Fior di latte — well, I’ve never been sure what that is. It’s lighter than Crema, of course; it’s undoubtedly flavored with a bit of vanilla; but principally it is milk. My companion could tell me a lot more about this, if I asked her, but she’s reading the newspaper. In Naples I never saw Crema, so I abandoned my usual procedure and substituted Limone for it, thinking of Carlo Ponti and his marvelous song “Gelato a limon.”
We began the survey our second day in Naples, at a shop that came readily to hand after our pizza at Starita. Gelosità, like most of the other gelaterie sampled, is a chain of shops; a franchise in fact: but we’d happened upon the mother ship, you might say, and the young woman who served me said, when I asked, that the gelati were all made on the spot.
I had Fior di latte and Limone, and thought them both good, but not exceptional. The flavors were clean and direct, the textures smooth with no graininess at all; but the finish seemed short to me — but then, I’d just eaten a very good pizza.
The next day we put my new friend Fabio to the test. We’d read that one of the best shops in Naples was Fantasia Gelati, but when I mentioned that to him on our walkabout in Vomero, he said — quietly and without contradiction, as is his style — yes, many people like it; personally, I prefer (and he pointed to it, across the street) Casa Infante.

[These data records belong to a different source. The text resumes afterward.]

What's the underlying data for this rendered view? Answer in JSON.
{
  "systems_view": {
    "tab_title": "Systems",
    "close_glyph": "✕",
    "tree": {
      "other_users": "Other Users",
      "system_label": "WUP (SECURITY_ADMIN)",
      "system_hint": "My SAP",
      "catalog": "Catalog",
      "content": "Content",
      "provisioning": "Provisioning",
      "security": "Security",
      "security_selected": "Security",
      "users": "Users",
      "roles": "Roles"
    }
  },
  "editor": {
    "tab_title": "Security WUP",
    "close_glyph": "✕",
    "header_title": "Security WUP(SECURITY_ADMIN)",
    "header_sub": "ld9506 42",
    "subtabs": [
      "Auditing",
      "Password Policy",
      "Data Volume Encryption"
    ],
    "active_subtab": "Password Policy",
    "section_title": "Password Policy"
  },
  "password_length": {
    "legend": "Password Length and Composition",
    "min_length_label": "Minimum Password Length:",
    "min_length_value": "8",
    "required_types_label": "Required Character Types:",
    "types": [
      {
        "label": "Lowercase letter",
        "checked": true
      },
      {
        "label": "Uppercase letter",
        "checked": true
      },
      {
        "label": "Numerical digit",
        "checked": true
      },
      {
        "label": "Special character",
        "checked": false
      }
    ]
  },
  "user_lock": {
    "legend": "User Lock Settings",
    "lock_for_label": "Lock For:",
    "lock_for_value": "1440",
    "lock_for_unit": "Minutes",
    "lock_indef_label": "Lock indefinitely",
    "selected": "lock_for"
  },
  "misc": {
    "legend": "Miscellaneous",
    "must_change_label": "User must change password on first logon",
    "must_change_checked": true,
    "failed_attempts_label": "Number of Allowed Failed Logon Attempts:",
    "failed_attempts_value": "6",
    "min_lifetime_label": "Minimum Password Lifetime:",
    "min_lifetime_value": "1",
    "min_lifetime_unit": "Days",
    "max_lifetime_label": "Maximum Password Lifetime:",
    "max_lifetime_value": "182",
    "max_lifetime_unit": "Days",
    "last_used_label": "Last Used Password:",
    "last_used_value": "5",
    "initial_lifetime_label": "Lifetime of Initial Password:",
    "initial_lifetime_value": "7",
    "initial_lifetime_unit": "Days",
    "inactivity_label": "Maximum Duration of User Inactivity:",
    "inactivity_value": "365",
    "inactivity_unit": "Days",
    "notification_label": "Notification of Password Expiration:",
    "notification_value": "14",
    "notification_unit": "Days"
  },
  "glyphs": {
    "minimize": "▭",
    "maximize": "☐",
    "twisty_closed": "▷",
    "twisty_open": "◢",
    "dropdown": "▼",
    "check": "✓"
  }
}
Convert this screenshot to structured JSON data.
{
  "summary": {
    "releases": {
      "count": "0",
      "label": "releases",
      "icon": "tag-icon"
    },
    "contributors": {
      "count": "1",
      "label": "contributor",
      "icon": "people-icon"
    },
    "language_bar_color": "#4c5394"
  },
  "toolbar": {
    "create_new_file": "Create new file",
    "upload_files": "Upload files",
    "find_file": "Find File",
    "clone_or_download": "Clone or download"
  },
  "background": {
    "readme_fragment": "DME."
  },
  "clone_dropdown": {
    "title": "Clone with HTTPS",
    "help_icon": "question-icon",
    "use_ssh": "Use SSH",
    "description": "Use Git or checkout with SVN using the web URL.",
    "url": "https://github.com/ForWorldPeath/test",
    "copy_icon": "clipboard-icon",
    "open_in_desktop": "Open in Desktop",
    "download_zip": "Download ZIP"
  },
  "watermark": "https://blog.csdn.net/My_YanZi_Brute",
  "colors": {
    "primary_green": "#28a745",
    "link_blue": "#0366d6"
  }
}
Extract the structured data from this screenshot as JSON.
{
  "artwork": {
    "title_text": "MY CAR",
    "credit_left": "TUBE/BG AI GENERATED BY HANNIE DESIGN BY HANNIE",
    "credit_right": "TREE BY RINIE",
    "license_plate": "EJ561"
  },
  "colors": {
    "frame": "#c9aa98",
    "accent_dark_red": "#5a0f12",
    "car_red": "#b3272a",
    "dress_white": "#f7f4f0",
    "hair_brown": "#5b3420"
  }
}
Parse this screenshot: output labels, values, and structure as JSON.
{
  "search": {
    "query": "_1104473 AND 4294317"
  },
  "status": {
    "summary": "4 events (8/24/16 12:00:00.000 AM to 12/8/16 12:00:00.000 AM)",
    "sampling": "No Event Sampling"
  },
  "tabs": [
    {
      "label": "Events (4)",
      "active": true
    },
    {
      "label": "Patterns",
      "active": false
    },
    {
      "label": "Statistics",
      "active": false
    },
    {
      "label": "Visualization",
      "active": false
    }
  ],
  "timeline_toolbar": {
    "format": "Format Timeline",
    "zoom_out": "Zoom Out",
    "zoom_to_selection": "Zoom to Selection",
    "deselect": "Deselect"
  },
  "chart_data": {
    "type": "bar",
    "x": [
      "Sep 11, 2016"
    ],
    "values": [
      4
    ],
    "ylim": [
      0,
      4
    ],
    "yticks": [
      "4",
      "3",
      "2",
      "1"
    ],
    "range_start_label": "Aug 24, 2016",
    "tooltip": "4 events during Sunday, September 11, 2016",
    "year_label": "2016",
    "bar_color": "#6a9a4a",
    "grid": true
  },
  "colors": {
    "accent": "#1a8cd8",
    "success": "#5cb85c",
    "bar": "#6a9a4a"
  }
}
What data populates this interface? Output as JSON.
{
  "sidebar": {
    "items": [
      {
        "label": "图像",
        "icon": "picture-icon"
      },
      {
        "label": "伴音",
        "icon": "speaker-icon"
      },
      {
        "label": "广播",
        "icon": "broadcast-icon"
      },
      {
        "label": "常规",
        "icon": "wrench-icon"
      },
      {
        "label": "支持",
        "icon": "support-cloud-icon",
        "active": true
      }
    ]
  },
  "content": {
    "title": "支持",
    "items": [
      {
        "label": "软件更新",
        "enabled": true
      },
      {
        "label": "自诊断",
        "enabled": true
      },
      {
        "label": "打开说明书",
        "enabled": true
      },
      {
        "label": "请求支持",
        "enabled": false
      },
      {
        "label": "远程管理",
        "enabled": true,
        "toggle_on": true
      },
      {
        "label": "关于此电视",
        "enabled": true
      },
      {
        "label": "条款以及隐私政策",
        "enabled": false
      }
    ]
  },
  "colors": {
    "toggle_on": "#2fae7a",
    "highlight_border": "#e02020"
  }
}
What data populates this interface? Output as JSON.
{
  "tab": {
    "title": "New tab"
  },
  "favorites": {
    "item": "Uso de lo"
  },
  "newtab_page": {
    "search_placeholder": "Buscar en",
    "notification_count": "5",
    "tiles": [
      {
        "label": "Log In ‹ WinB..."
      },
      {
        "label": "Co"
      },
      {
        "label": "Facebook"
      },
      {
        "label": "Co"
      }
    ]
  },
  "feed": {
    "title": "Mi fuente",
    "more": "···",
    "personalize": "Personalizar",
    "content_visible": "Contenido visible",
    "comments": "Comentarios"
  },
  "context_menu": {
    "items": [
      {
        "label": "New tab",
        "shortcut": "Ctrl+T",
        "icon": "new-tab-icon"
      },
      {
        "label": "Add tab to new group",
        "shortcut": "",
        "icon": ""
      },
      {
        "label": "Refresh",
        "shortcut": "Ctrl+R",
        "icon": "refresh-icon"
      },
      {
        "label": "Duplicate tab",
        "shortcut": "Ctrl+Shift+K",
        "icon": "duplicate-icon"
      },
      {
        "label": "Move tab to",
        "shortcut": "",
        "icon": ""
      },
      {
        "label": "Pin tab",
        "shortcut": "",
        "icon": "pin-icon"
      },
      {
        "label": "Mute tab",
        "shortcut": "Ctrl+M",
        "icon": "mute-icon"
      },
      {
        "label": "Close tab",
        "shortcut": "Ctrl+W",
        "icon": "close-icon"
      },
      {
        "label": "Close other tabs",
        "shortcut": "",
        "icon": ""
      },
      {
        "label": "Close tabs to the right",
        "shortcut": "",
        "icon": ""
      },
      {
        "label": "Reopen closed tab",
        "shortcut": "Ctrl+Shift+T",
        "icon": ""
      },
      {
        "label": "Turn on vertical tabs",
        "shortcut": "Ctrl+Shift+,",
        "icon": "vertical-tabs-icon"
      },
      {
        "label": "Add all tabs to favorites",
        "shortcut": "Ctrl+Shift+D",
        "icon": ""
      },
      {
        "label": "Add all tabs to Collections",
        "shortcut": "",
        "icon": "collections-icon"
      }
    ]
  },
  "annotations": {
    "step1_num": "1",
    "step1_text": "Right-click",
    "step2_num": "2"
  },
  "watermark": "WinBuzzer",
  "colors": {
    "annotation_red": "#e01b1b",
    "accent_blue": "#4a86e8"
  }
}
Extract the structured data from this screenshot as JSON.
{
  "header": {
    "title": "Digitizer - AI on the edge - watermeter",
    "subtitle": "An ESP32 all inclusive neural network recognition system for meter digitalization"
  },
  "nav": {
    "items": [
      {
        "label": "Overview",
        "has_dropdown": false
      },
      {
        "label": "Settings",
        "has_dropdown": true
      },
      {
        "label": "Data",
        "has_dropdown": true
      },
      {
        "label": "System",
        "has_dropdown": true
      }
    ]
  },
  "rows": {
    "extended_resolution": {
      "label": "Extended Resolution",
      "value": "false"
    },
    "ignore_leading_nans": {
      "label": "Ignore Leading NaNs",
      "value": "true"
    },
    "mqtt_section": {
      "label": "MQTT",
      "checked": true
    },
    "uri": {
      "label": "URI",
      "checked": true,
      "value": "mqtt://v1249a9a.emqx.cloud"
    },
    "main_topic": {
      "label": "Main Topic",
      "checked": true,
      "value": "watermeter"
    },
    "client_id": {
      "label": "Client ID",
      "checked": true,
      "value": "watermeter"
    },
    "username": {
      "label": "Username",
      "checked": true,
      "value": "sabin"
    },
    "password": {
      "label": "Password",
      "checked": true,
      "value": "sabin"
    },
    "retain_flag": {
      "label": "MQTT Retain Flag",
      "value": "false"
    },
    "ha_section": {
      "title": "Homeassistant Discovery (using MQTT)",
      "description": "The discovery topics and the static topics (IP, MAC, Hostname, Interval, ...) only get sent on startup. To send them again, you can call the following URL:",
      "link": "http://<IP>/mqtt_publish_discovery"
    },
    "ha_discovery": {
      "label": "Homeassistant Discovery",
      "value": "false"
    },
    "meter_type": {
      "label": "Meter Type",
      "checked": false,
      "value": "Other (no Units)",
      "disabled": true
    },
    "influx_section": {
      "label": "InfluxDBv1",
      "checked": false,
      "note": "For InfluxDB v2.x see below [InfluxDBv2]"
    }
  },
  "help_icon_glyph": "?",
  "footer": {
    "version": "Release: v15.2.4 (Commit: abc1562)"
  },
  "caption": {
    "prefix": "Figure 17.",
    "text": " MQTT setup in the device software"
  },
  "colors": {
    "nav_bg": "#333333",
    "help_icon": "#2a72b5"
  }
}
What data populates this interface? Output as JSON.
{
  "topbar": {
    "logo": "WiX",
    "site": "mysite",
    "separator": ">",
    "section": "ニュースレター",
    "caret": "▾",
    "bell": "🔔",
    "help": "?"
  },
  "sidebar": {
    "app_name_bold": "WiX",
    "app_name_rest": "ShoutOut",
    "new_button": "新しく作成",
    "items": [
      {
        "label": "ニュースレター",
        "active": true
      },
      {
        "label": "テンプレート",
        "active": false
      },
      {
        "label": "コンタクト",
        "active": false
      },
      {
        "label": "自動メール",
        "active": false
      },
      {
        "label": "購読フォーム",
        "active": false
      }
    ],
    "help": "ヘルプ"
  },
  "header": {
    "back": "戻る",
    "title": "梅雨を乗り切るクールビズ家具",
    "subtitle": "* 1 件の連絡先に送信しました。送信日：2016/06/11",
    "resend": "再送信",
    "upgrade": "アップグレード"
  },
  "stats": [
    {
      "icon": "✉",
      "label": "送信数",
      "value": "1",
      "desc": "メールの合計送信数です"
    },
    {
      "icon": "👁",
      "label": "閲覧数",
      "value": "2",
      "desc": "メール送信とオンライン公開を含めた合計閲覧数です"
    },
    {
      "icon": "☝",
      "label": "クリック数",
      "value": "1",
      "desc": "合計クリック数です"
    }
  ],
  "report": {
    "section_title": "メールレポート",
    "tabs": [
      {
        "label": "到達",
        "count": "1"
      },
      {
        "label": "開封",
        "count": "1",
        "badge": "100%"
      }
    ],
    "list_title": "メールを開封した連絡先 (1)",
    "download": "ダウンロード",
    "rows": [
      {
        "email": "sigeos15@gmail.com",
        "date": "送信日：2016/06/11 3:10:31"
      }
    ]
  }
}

Both are on the Piazza Vanvitelli, and there we were: so we went first to Casa Infante, where I had Fior di latte and Limone, and my companion substituted the Nocciole (hazelnut) for Limone.. Then to Fantasia for the same, my companion by now abstaining altogether. She thought the Limone slightly better at Fantasia, but I disagree: it was less intensely flavored at Casa Infante, but it was also deeper, less superficial, and had a cleaner finish. And the Fior di latte was much creamier at Casa Infante. I have to agree with Fabio.
A couple of days later we found ourselves walking past the one shop on everyone’s list that is apparently one of its kind, not a chain, not having opened a branch office anywhere. On the other hand, Gay-Odin is not simply a gelateria; it is primarily a cioccolateria specializing in chocolate candies of various kinds, running its gelato operation on the side.
Nothing marginal about its quality, though. I thought the Fior di latte more or less average, but the average is very high; it was easily up to those I’d had earlier. And the Limone was smooth, clean, rich; a very beautiful thing; a semi-frozen lemon custard managing the difficult marriage of citrus and cream and egg with no awkwardness at all.
As I say, the average in Naples is high. We stopped at an ordinary run-of-the-mill commercial gelateria with no pretensions to artigianalità that I could see, across the street from the Duomo — strange that no art gelateria had staked out real estate here; perhaps it’s simply too expensive — where my two gelati, you can guess what flavors, were as good as anyone could decently demand. Not breathtakingly superb, perhaps, as I think Casa Infante and Gay-Odin can achieve. But very very good.
Writing like this appears in three of my books: Roman Letters, two month-long stays in Rome; Mostly Spain, a month touring Madrid and Andalucia; Venice: and the idea of permanence, reflections on a couple of month-long sojourns in Venice. Look for them in iBooks or simply by clicking on the title.